Every night, before I go to sleep, I do what most parents do and sneak into the boy’s rooms to check they’re ok, tuck them back in and give them a gentle kiss. They’re all long legs now and the smell of baby shampoo has been swapped with lynx and the faint tinge of boy sweat.
A couple of days ago, I went into Harrison’s room and noticed the array of pencils and pens and post-it notes on his desk. He’s a stationery magpie, you see, and he’s got quite the collection.
I looked at him sprawled out in bed, suddenly not a little boy but a giant, fiercely independent ten-year-old. A ten-year-old who sometimes struggles with his emotions and battles between wanting to be a child and wanting to be a teenager. I had one of those ‘ god, I bloody love you’ moments that happen when you’re a parent, and wanted him to know. I grabbed a pencil and post it and left him a simple note:
‘To Harrison, I love you, love mommy’
I left it on his desk where he would see it when he woke up. When I got up the next morning, there was a post-it note on my door saying ‘I love you too mommy’.
Since then, we’ve got into a little routine of leaving love notes
I can remind him of how much I love him, even at the end of a challenging day, how strong and special he is, how clever and kind he is. It’s become something we both look forward to; I love writing them and he loves reading them. We’ve also noticed that since doing this, he’s in a much nicer and more amenable mood in the morning. After all, who wouldn’t be in a good mood after getting a love note to read as soon as you wake up? Hopefully, they carry him through the school day, reminding him how incredible he can be.

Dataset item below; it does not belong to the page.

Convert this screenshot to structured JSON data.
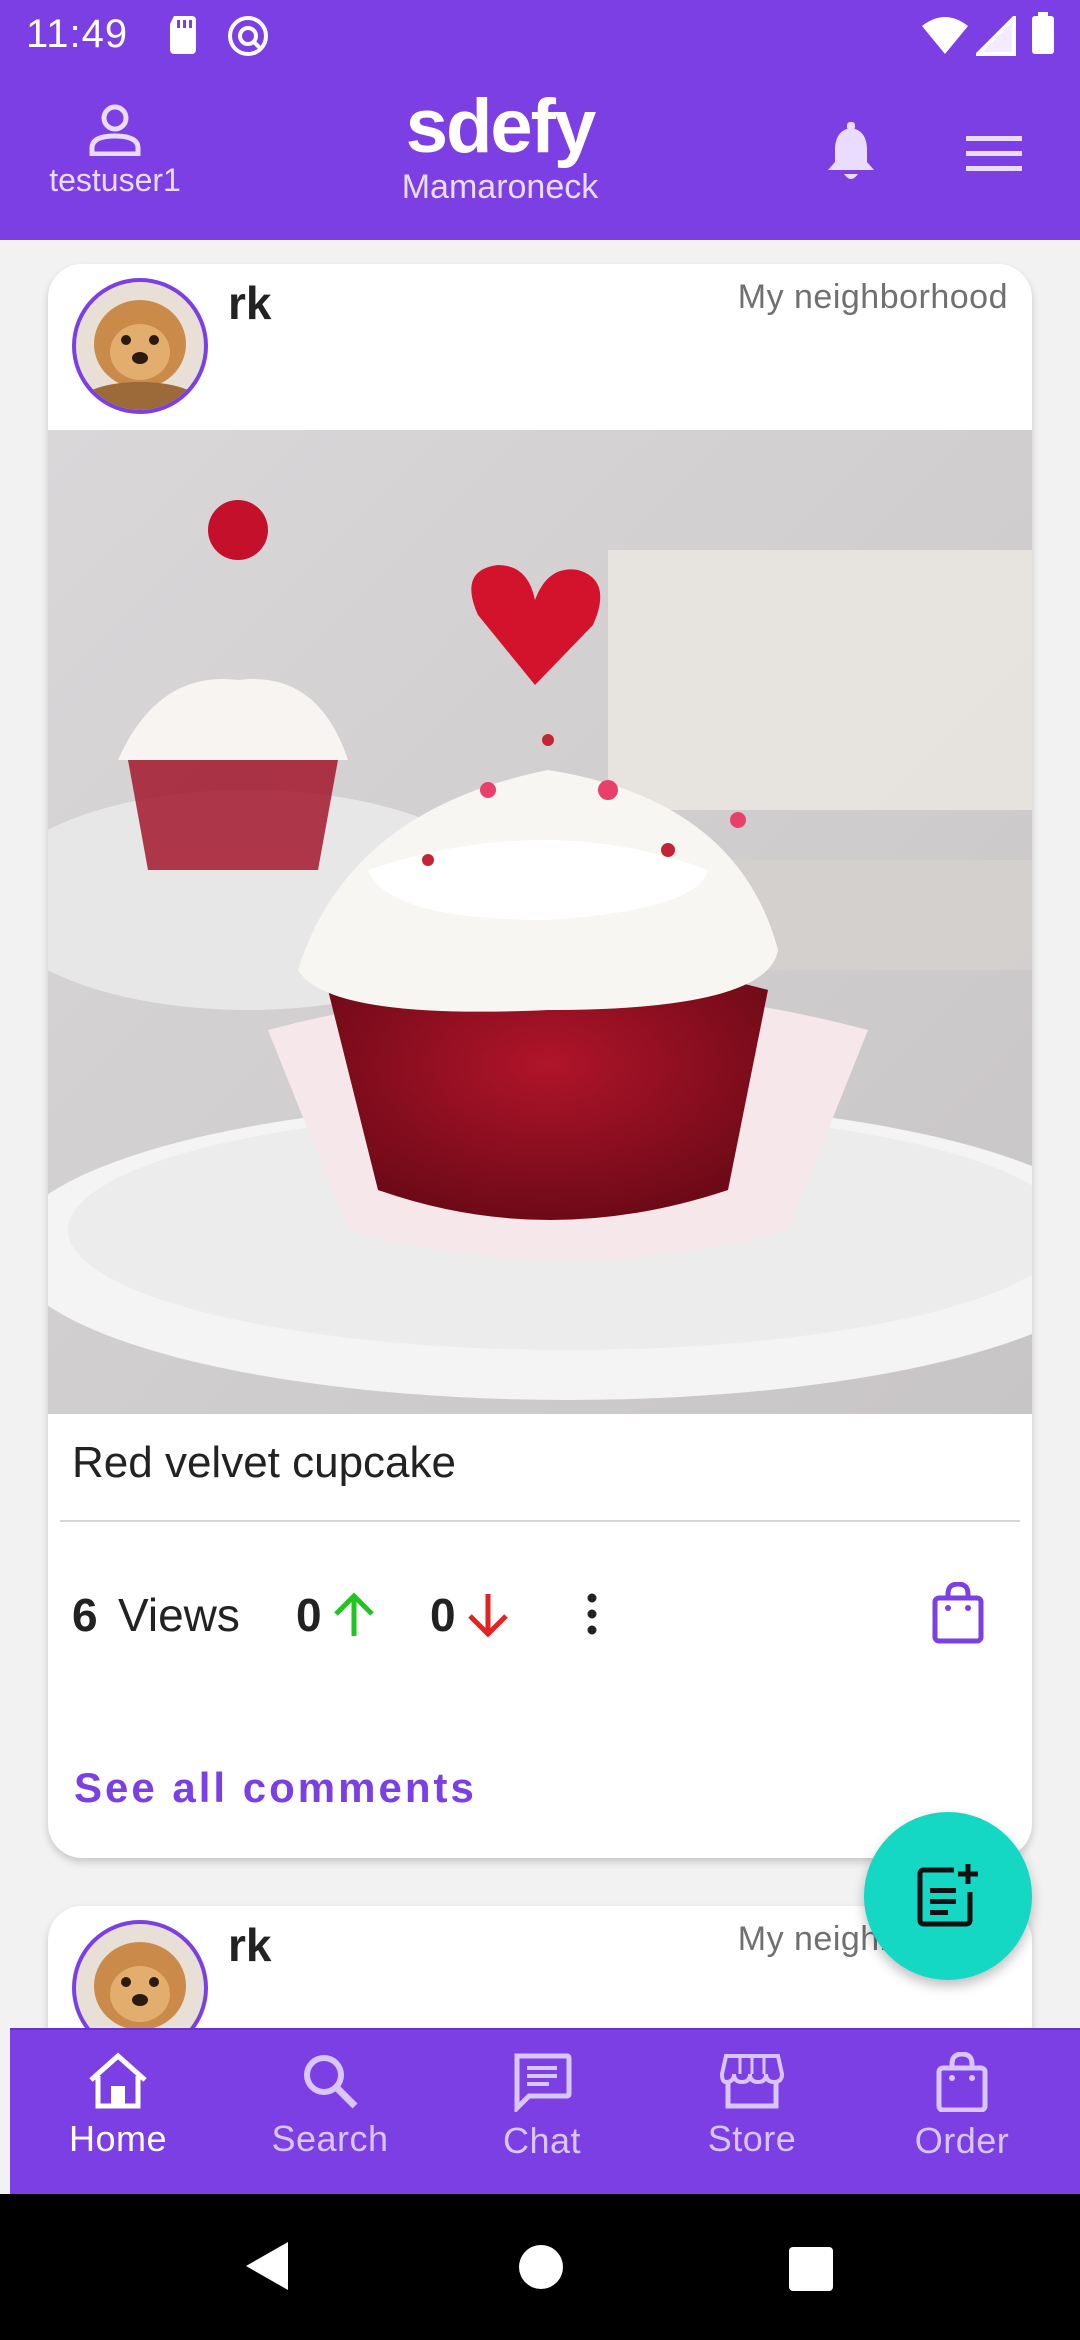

It’s something I want to carry on doing as long as possible, even through the fraught pre-teen and teenage years, to give him the reassurance that he needs and loves.